● **TASK OBJECTIVE**
Verbatim reproduction of the entries is required; images must be omitted.

(Records from a data collection)
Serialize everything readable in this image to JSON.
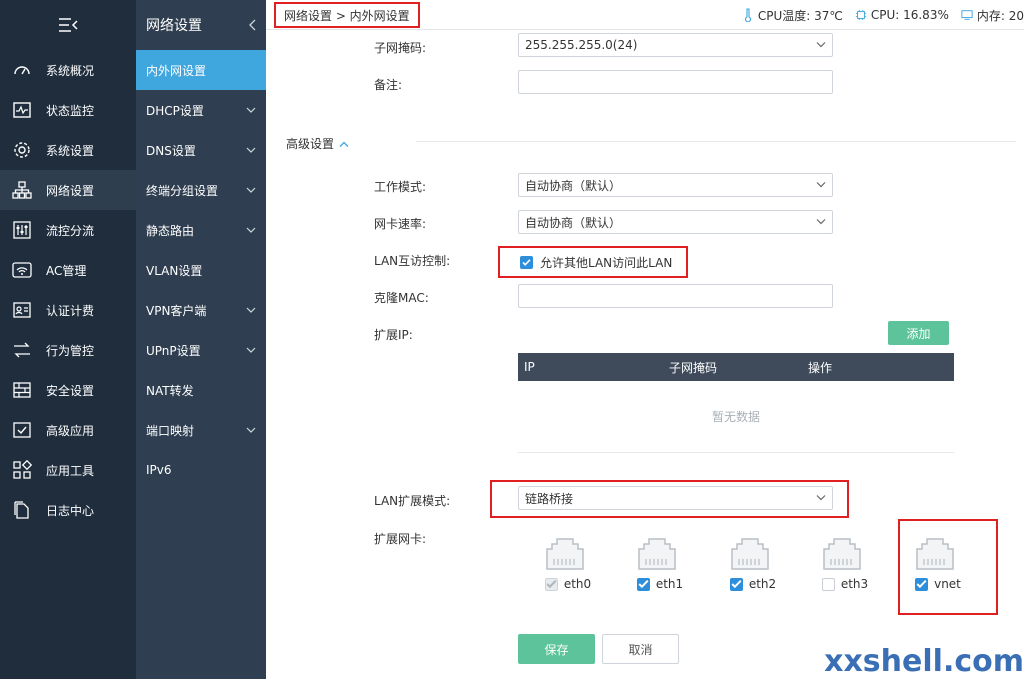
{
  "sidebar": {
    "items": [
      {
        "label": "系统概况",
        "icon": "dashboard-icon"
      },
      {
        "label": "状态监控",
        "icon": "monitor-icon"
      },
      {
        "label": "系统设置",
        "icon": "gear-icon"
      },
      {
        "label": "网络设置",
        "icon": "network-icon"
      },
      {
        "label": "流控分流",
        "icon": "sliders-icon"
      },
      {
        "label": "AC管理",
        "icon": "wifi-icon"
      },
      {
        "label": "认证计费",
        "icon": "id-card-icon"
      },
      {
        "label": "行为管控",
        "icon": "arrows-icon"
      },
      {
        "label": "安全设置",
        "icon": "firewall-icon"
      },
      {
        "label": "高级应用",
        "icon": "check-box-icon"
      },
      {
        "label": "应用工具",
        "icon": "grid-icon"
      },
      {
        "label": "日志中心",
        "icon": "document-icon"
      }
    ]
  },
  "subnav": {
    "title": "网络设置",
    "items": [
      {
        "label": "内外网设置"
      },
      {
        "label": "DHCP设置"
      },
      {
        "label": "DNS设置"
      },
      {
        "label": "终端分组设置"
      },
      {
        "label": "静态路由"
      },
      {
        "label": "VLAN设置"
      },
      {
        "label": "VPN客户端"
      },
      {
        "label": "UPnP设置"
      },
      {
        "label": "NAT转发"
      },
      {
        "label": "端口映射"
      },
      {
        "label": "IPv6"
      }
    ]
  },
  "topbar": {
    "breadcrumb": "网络设置 > 内外网设置",
    "cpu_temp": "CPU温度: 37℃",
    "cpu_usage": "CPU: 16.83%",
    "memory": "内存: 20"
  },
  "form": {
    "subnet_label": "子网掩码:",
    "subnet_value": "255.255.255.0(24)",
    "remark_label": "备注:",
    "remark_value": "",
    "advanced_label": "高级设置",
    "work_mode_label": "工作模式:",
    "work_mode_value": "自动协商（默认）",
    "nic_speed_label": "网卡速率:",
    "nic_speed_value": "自动协商（默认）",
    "lan_access_label": "LAN互访控制:",
    "lan_access_check": "允许其他LAN访问此LAN",
    "clone_mac_label": "克隆MAC:",
    "clone_mac_value": "",
    "ext_ip_label": "扩展IP:",
    "add_button": "添加",
    "table": {
      "headers": [
        "IP",
        "子网掩码",
        "操作"
      ],
      "empty": "暂无数据"
    },
    "lan_ext_mode_label": "LAN扩展模式:",
    "lan_ext_mode_value": "链路桥接",
    "ext_nic_label": "扩展网卡:",
    "nics": [
      {
        "name": "eth0",
        "checked": true,
        "disabled": true
      },
      {
        "name": "eth1",
        "checked": true,
        "disabled": false
      },
      {
        "name": "eth2",
        "checked": true,
        "disabled": false
      },
      {
        "name": "eth3",
        "checked": false,
        "disabled": false
      },
      {
        "name": "vnet",
        "checked": true,
        "disabled": false
      }
    ],
    "save_button": "保存",
    "cancel_button": "取消"
  },
  "watermark": "xxshell.com",
  "colors": {
    "sidebar_bg": "#1f2d3d",
    "subnav_bg": "#2f3e50",
    "accent_blue": "#3fa6de",
    "green_button": "#5cc39a",
    "highlight_red": "#e02020"
  }
}
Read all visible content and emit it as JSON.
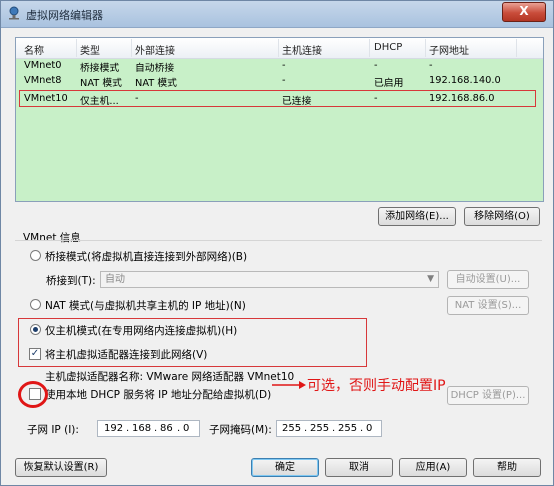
{
  "window": {
    "title": "虚拟网络编辑器",
    "close_label": "X"
  },
  "columns": [
    "名称",
    "类型",
    "外部连接",
    "主机连接",
    "DHCP",
    "子网地址"
  ],
  "rows": [
    {
      "name": "VMnet0",
      "type": "桥接模式",
      "external": "自动桥接",
      "host": "-",
      "dhcp": "-",
      "subnet": "-"
    },
    {
      "name": "VMnet8",
      "type": "NAT 模式",
      "external": "NAT 模式",
      "host": "-",
      "dhcp": "已启用",
      "subnet": "192.168.140.0"
    },
    {
      "name": "VMnet10",
      "type": "仅主机...",
      "external": "-",
      "host": "已连接",
      "dhcp": "-",
      "subnet": "192.168.86.0"
    }
  ],
  "table_buttons": {
    "add": "添加网络(E)...",
    "remove": "移除网络(O)"
  },
  "vmnet_info": {
    "heading": "VMnet 信息",
    "bridge_label": "桥接模式(将虚拟机直接连接到外部网络)(B)",
    "bridge_to_label": "桥接到(T):",
    "bridge_to_value": "自动",
    "auto_settings": "自动设置(U)...",
    "nat_label": "NAT 模式(与虚拟机共享主机的 IP 地址)(N)",
    "nat_settings": "NAT 设置(S)...",
    "host_only_label": "仅主机模式(在专用网络内连接虚拟机)(H)",
    "connect_adapter_label": "将主机虚拟适配器连接到此网络(V)",
    "adapter_name": "主机虚拟适配器名称: VMware 网络适配器 VMnet10",
    "dhcp_label": "使用本地 DHCP 服务将 IP 地址分配给虚拟机(D)",
    "dhcp_settings": "DHCP 设置(P)...",
    "subnet_ip_label": "子网 IP (I):",
    "subnet_ip": [
      "192",
      "168",
      "86",
      "0"
    ],
    "subnet_mask_label": "子网掩码(M):",
    "subnet_mask": [
      "255",
      "255",
      "255",
      "0"
    ]
  },
  "annotation": "可选，否则手动配置IP",
  "footer": {
    "restore": "恢复默认设置(R)",
    "ok": "确定",
    "cancel": "取消",
    "apply": "应用(A)",
    "help": "帮助"
  },
  "colors": {
    "table_bg": "#c8f0c8",
    "highlight": "#d7383a",
    "annotation": "#e01616"
  }
}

● **SOLUTION BELOW**
Serialize everything readable in this image to JSON.
{
  "sidebar": {
    "items": [
      {
        "label": "系统概况",
        "icon": "dashboard-icon"
      },
      {
        "label": "状态监控",
        "icon": "monitor-icon"
      },
      {
        "label": "系统设置",
        "icon": "gear-icon"
      },
      {
        "label": "网络设置",
        "icon": "network-icon"
      },
      {
        "label": "流控分流",
        "icon": "sliders-icon"
      },
      {
        "label": "AC管理",
        "icon": "wifi-icon"
      },
      {
        "label": "认证计费",
        "icon": "id-card-icon"
      },
      {
        "label": "行为管控",
        "icon": "arrows-icon"
      },
      {
        "label": "安全设置",
        "icon": "firewall-icon"
      },
      {
        "label": "高级应用",
        "icon": "check-box-icon"
      },
      {
        "label": "应用工具",
        "icon": "grid-icon"
      },
      {
        "label": "日志中心",
        "icon": "document-icon"
      }
    ]
  },
  "subnav": {
    "title": "网络设置",
    "items": [
      {
        "label": "内外网设置"
      },
      {
        "label": "DHCP设置"
      },
      {
        "label": "DNS设置"
      },
      {
        "label": "终端分组设置"
      },
      {
        "label": "静态路由"
      },
      {
        "label": "VLAN设置"
      },
      {
        "label": "VPN客户端"
      },
      {
        "label": "UPnP设置"
      },
      {
        "label": "NAT转发"
      },
      {
        "label": "端口映射"
      },
      {
        "label": "IPv6"
      }
    ]
  },
  "topbar": {
    "breadcrumb": "网络设置 > 内外网设置",
    "cpu_temp": "CPU温度: 37℃",
    "cpu_usage": "CPU: 16.83%",
    "memory": "内存: 20"
  },
  "form": {
    "subnet_label": "子网掩码:",
    "subnet_value": "255.255.255.0(24)",
    "remark_label": "备注:",
    "remark_value": "",
    "advanced_label": "高级设置",
    "work_mode_label": "工作模式:",
    "work_mode_value": "自动协商（默认）",
    "nic_speed_label": "网卡速率:",
    "nic_speed_value": "自动协商（默认）",
    "lan_access_label": "LAN互访控制:",
    "lan_access_check": "允许其他LAN访问此LAN",
    "clone_mac_label": "克隆MAC:",
    "clone_mac_value": "",
    "ext_ip_label": "扩展IP:",
    "add_button": "添加",
    "table": {
      "headers": [
        "IP",
        "子网掩码",
        "操作"
      ],
      "empty": "暂无数据"
    },
    "lan_ext_mode_label": "LAN扩展模式:",
    "lan_ext_mode_value": "链路桥接",
    "ext_nic_label": "扩展网卡:",
    "nics": [
      {
        "name": "eth0",
        "checked": true,
        "disabled": true
      },
      {
        "name": "eth1",
        "checked": true,
        "disabled": false
      },
      {
        "name": "eth2",
        "checked": true,
        "disabled": false
      },
      {
        "name": "eth3",
        "checked": false,
        "disabled": false
      },
      {
        "name": "vnet",
        "checked": true,
        "disabled": false
      }
    ],
    "save_button": "保存",
    "cancel_button": "取消"
  },
  "watermark": "xxshell.com",
  "colors": {
    "sidebar_bg": "#1f2d3d",
    "subnav_bg": "#2f3e50",
    "accent_blue": "#3fa6de",
    "green_button": "#5cc39a",
    "highlight_red": "#e02020"
  }
}
Read all visible content and emit it as JSON.
{
  "window": {
    "title": "虚拟网络编辑器",
    "close_label": "X"
  },
  "columns": [
    "名称",
    "类型",
    "外部连接",
    "主机连接",
    "DHCP",
    "子网地址"
  ],
  "rows": [
    {
      "name": "VMnet0",
      "type": "桥接模式",
      "external": "自动桥接",
      "host": "-",
      "dhcp": "-",
      "subnet": "-"
    },
    {
      "name": "VMnet8",
      "type": "NAT 模式",
      "external": "NAT 模式",
      "host": "-",
      "dhcp": "已启用",
      "subnet": "192.168.140.0"
    },
    {
      "name": "VMnet10",
      "type": "仅主机...",
      "external": "-",
      "host": "已连接",
      "dhcp": "-",
      "subnet": "192.168.86.0"
    }
  ],
  "table_buttons": {
    "add": "添加网络(E)...",
    "remove": "移除网络(O)"
  },
  "vmnet_info": {
    "heading": "VMnet 信息",
    "bridge_label": "桥接模式(将虚拟机直接连接到外部网络)(B)",
    "bridge_to_label": "桥接到(T):",
    "bridge_to_value": "自动",
    "auto_settings": "自动设置(U)...",
    "nat_label": "NAT 模式(与虚拟机共享主机的 IP 地址)(N)",
    "nat_settings": "NAT 设置(S)...",
    "host_only_label": "仅主机模式(在专用网络内连接虚拟机)(H)",
    "connect_adapter_label": "将主机虚拟适配器连接到此网络(V)",
    "adapter_name": "主机虚拟适配器名称: VMware 网络适配器 VMnet10",
    "dhcp_label": "使用本地 DHCP 服务将 IP 地址分配给虚拟机(D)",
    "dhcp_settings": "DHCP 设置(P)...",
    "subnet_ip_label": "子网 IP (I):",
    "subnet_ip": [
      "192",
      "168",
      "86",
      "0"
    ],
    "subnet_mask_label": "子网掩码(M):",
    "subnet_mask": [
      "255",
      "255",
      "255",
      "0"
    ]
  },
  "annotation": "可选，否则手动配置IP",
  "footer": {
    "restore": "恢复默认设置(R)",
    "ok": "确定",
    "cancel": "取消",
    "apply": "应用(A)",
    "help": "帮助"
  },
  "colors": {
    "table_bg": "#c8f0c8",
    "highlight": "#d7383a",
    "annotation": "#e01616"
  }
}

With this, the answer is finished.